> **WHAT YOU SHOULD DO**
Tally every line in the data that has the word "this" and report only the total.

Recorded data
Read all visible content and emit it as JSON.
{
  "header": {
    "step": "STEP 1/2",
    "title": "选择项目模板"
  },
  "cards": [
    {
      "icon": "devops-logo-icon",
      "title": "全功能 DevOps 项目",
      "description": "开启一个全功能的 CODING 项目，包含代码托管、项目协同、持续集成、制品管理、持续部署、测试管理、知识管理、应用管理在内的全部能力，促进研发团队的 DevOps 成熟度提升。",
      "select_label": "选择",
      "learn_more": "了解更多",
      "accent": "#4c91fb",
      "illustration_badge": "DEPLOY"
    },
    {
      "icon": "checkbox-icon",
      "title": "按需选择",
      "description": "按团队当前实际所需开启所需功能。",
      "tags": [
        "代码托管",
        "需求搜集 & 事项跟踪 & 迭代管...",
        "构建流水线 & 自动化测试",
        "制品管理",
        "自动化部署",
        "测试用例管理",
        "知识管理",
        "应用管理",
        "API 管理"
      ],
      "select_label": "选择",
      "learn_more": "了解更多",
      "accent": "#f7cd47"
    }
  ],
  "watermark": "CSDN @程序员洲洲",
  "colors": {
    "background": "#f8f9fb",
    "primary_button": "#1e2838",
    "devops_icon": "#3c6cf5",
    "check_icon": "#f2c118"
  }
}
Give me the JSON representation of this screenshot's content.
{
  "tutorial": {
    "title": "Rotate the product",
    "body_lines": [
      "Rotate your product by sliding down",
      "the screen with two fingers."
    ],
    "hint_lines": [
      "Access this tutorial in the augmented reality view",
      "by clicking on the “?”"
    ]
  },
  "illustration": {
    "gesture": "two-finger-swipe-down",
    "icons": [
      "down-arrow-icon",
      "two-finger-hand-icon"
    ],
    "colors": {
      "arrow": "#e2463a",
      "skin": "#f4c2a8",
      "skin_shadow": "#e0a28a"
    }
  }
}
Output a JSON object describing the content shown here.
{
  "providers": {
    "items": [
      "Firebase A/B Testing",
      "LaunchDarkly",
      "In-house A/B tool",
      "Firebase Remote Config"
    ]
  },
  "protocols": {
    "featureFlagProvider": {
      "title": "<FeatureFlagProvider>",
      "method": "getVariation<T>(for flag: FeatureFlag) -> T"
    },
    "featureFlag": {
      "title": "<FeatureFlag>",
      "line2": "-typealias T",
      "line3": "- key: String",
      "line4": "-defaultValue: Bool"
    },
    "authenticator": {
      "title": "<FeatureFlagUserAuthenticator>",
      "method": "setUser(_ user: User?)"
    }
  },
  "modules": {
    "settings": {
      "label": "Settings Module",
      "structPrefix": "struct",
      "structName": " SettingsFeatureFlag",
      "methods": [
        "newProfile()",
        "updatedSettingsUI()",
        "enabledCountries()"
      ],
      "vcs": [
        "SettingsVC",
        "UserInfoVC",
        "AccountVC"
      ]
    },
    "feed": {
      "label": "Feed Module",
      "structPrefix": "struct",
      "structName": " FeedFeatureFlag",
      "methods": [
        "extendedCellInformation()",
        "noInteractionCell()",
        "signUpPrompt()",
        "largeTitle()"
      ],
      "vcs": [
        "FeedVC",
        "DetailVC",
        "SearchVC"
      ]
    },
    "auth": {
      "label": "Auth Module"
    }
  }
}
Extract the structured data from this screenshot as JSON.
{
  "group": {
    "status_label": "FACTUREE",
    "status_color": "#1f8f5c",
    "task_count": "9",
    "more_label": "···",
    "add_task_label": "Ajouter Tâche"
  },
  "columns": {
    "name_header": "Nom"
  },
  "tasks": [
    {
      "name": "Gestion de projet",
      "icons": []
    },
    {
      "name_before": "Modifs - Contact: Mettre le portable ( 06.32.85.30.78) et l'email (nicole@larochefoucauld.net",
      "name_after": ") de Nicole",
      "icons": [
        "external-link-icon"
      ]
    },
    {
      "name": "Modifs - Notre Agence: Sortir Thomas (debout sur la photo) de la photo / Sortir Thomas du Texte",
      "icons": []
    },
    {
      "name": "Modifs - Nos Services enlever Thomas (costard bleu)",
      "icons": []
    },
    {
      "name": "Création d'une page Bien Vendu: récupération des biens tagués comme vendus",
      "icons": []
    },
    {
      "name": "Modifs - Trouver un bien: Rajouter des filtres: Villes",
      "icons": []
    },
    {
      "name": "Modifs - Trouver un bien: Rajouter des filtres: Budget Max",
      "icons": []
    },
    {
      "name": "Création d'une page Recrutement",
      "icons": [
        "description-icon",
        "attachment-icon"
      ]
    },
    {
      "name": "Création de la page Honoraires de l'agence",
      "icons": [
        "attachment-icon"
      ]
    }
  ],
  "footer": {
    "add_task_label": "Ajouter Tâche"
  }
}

> **ANSWER AREA**
3